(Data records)
▼

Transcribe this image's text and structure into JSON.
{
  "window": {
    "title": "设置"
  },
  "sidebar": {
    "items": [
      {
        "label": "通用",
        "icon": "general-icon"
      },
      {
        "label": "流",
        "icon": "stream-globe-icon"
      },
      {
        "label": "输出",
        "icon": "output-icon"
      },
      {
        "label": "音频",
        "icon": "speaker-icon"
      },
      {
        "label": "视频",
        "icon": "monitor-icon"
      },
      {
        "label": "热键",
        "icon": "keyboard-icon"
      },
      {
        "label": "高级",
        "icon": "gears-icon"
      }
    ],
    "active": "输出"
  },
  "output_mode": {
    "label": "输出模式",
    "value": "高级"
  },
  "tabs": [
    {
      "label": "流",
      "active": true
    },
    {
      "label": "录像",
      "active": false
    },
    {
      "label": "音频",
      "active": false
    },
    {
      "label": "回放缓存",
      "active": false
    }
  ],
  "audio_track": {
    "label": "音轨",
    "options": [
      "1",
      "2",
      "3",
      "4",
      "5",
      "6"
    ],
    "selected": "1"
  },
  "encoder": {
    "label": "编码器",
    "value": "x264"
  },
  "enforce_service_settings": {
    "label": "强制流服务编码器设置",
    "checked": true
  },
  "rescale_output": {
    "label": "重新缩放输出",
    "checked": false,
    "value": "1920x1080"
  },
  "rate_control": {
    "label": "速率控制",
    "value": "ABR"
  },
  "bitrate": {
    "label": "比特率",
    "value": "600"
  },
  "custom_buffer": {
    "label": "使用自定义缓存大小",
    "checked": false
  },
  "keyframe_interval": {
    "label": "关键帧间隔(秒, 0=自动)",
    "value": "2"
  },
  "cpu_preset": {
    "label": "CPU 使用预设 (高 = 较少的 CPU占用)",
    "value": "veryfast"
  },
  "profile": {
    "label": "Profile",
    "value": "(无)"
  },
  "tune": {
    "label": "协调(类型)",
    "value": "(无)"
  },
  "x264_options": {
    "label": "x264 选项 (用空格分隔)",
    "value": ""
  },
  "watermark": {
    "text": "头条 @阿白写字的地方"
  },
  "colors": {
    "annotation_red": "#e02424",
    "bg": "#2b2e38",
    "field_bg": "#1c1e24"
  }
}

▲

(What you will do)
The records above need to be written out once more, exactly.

(Expected answer)
Transcribe this image's text and structure into JSON.
{
  "window": {
    "title": "设置"
  },
  "sidebar": {
    "items": [
      {
        "label": "通用",
        "icon": "general-icon"
      },
      {
        "label": "流",
        "icon": "stream-globe-icon"
      },
      {
        "label": "输出",
        "icon": "output-icon"
      },
      {
        "label": "音频",
        "icon": "speaker-icon"
      },
      {
        "label": "视频",
        "icon": "monitor-icon"
      },
      {
        "label": "热键",
        "icon": "keyboard-icon"
      },
      {
        "label": "高级",
        "icon": "gears-icon"
      }
    ],
    "active": "输出"
  },
  "output_mode": {
    "label": "输出模式",
    "value": "高级"
  },
  "tabs": [
    {
      "label": "流",
      "active": true
    },
    {
      "label": "录像",
      "active": false
    },
    {
      "label": "音频",
      "active": false
    },
    {
      "label": "回放缓存",
      "active": false
    }
  ],
  "audio_track": {
    "label": "音轨",
    "options": [
      "1",
      "2",
      "3",
      "4",
      "5",
      "6"
    ],
    "selected": "1"
  },
  "encoder": {
    "label": "编码器",
    "value": "x264"
  },
  "enforce_service_settings": {
    "label": "强制流服务编码器设置",
    "checked": true
  },
  "rescale_output": {
    "label": "重新缩放输出",
    "checked": false,
    "value": "1920x1080"
  },
  "rate_control": {
    "label": "速率控制",
    "value": "ABR"
  },
  "bitrate": {
    "label": "比特率",
    "value": "600"
  },
  "custom_buffer": {
    "label": "使用自定义缓存大小",
    "checked": false
  },
  "keyframe_interval": {
    "label": "关键帧间隔(秒, 0=自动)",
    "value": "2"
  },
  "cpu_preset": {
    "label": "CPU 使用预设 (高 = 较少的 CPU占用)",
    "value": "veryfast"
  },
  "profile": {
    "label": "Profile",
    "value": "(无)"
  },
  "tune": {
    "label": "协调(类型)",
    "value": "(无)"
  },
  "x264_options": {
    "label": "x264 选项 (用空格分隔)",
    "value": ""
  },
  "watermark": {
    "text": "头条 @阿白写字的地方"
  },
  "colors": {
    "annotation_red": "#e02424",
    "bg": "#2b2e38",
    "field_bg": "#1c1e24"
  }
}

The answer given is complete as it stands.